The study looked at two groups of women: One group received Swedish massage for 10 to 15 minutes three times a week for 10 total sessions.
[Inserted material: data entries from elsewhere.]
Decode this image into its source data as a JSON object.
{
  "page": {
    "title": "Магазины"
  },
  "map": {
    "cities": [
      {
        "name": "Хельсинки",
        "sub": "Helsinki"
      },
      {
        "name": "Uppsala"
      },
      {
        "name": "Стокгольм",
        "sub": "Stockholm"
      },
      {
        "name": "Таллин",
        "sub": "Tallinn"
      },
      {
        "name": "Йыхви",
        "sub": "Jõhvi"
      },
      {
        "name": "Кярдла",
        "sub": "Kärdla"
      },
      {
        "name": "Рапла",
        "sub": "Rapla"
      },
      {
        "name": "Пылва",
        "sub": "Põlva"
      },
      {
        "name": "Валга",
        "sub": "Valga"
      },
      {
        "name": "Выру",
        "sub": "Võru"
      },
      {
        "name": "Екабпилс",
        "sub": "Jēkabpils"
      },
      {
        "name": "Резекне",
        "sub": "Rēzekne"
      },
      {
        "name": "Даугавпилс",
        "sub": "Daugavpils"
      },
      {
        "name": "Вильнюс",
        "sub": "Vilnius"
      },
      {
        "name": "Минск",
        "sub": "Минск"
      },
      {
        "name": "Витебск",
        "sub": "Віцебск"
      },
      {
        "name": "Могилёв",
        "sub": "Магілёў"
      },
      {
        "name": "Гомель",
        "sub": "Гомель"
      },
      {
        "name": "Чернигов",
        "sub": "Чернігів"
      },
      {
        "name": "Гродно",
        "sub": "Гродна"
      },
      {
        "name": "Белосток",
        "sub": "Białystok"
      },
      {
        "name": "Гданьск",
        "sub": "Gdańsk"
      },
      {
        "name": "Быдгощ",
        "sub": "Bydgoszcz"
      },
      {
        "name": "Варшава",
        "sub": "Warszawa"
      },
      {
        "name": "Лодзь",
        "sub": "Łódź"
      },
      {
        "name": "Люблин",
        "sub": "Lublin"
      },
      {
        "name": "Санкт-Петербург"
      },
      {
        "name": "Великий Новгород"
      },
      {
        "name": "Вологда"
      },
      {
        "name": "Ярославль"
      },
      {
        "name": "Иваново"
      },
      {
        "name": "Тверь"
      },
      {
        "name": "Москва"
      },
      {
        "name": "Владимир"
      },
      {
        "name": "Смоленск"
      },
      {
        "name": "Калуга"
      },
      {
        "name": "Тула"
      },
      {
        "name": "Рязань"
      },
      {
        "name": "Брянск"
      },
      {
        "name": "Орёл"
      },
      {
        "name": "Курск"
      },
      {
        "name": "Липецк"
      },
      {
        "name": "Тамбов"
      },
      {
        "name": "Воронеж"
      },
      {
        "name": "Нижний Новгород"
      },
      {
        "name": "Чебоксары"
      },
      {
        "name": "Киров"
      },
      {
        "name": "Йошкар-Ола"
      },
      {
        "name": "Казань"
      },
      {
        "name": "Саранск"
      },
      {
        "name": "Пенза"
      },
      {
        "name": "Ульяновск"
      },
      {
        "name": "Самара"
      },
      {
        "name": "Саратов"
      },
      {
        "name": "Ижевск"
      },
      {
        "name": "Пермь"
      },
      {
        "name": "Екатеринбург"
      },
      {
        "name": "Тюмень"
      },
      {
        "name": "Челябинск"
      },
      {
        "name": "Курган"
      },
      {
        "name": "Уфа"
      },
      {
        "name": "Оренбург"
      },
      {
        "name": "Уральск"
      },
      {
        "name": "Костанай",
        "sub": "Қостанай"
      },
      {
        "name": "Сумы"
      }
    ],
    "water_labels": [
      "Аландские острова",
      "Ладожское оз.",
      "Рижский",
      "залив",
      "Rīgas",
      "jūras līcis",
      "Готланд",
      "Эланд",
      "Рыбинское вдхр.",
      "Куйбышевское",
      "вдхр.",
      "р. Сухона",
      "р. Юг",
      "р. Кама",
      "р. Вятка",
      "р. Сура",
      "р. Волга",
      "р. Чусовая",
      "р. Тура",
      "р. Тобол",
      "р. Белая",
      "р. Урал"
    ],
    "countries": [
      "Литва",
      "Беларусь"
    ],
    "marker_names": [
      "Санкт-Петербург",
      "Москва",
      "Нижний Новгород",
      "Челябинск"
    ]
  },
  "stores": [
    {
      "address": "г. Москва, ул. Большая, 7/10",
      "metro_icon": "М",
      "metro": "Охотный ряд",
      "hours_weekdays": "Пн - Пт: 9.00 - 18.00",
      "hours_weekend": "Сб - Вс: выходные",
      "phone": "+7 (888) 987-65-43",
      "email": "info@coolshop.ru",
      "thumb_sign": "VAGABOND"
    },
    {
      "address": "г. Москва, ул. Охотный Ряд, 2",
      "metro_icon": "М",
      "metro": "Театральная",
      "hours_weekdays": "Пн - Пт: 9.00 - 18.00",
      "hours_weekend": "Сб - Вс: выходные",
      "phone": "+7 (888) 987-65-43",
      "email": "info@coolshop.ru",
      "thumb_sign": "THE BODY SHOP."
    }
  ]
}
The other group of women relaxed, but did not receive massage.
All the participants’ blood pressure was measured before and after each session and again 72 hours after the last massage or relaxation session.
The mean systolic and diastolic blood pressure in the women who received massage was significantly lower compared with the non-massage group, both right after the sessions and also 72 hours later.
“Findings of the study indicated that massage therapy was a safe, effective, applicable and cost-effective intervention in controlling [blood pressure] of the pre-hypertension women, and it can be used in the health care centers and even at home,” the investigators noted.
“Durability of effect of massage therapy on blood pressure” was conducted by investigators in the Department of Adult Health Nursing, School of Nursing and Midwifery, Isfahan University of Medical Sciences, Isfahan, Iran.